Record extracts
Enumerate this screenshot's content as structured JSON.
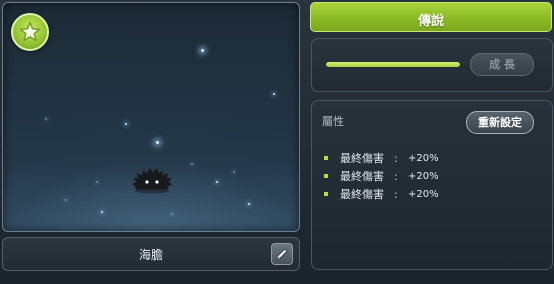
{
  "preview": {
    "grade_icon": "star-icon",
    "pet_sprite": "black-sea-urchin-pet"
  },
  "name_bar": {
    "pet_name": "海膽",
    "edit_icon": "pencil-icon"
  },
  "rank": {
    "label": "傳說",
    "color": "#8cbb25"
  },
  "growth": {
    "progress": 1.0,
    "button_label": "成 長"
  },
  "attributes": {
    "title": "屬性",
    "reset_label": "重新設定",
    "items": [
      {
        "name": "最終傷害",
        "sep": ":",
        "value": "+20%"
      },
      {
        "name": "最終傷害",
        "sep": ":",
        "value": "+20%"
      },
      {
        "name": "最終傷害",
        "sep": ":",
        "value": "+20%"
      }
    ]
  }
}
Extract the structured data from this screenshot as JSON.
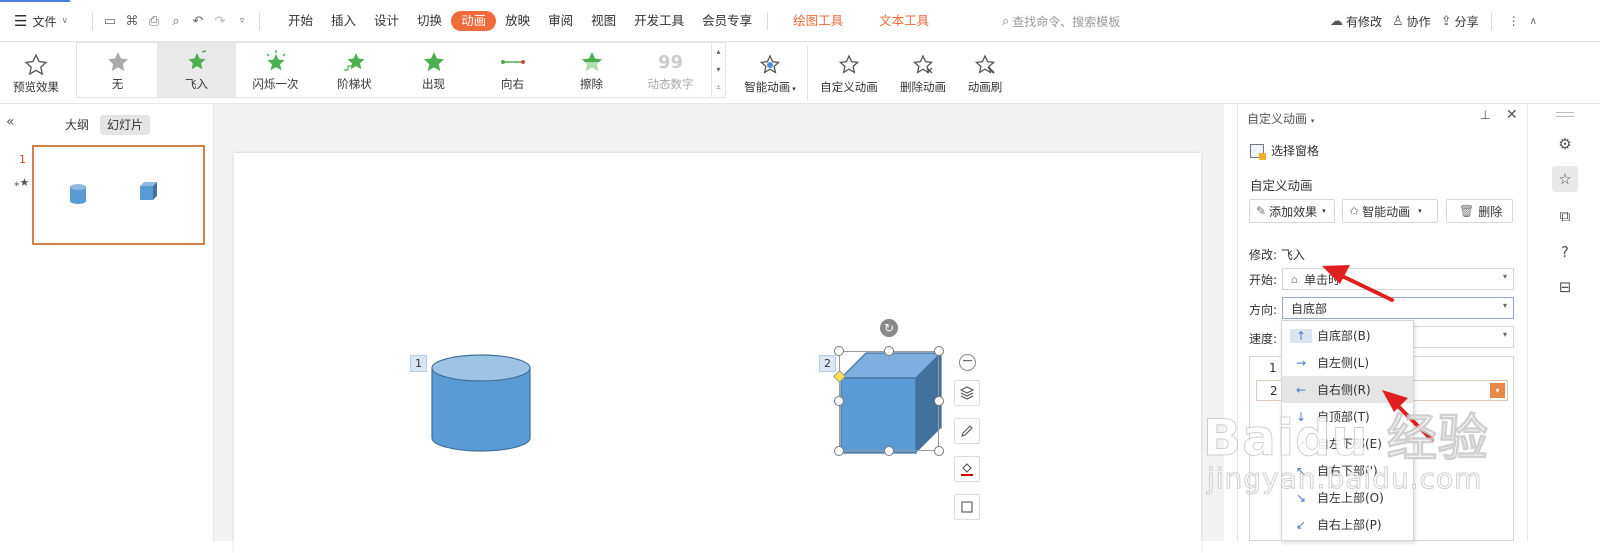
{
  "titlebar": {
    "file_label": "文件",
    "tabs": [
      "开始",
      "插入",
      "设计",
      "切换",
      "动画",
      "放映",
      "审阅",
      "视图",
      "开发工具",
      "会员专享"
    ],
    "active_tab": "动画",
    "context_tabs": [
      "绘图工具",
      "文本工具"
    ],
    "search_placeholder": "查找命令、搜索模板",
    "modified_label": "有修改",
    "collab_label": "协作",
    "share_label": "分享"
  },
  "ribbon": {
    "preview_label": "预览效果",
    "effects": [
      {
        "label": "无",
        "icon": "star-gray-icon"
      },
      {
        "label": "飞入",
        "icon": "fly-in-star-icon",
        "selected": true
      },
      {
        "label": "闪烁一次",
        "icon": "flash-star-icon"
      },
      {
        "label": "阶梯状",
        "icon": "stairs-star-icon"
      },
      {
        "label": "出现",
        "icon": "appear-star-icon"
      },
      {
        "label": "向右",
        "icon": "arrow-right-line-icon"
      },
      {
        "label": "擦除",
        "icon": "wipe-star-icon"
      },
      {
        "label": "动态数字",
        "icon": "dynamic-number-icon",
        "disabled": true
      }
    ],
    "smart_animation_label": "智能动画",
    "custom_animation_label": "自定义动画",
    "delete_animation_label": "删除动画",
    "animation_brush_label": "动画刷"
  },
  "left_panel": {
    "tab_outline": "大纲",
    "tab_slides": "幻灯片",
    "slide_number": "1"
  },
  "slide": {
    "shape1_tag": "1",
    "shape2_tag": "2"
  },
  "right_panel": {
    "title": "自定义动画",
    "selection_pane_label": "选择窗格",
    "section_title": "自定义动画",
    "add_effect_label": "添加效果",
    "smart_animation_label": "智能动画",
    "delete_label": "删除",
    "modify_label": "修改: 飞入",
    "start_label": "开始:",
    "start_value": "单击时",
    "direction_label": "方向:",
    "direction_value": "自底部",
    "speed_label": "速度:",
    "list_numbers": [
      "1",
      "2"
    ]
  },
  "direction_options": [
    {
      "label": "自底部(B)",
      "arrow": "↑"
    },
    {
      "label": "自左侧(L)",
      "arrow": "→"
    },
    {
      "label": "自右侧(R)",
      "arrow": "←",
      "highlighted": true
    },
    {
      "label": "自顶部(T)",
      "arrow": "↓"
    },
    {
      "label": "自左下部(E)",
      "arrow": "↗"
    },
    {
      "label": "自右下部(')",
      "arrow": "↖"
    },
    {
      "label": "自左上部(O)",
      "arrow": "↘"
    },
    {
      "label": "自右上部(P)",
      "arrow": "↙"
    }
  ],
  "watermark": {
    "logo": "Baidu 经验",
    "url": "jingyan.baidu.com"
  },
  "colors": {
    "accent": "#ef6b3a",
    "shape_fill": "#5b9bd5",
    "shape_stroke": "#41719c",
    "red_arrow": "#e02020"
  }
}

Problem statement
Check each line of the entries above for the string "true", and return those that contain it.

Response below
        "selected": true
        "disabled": true
      "highlighted": true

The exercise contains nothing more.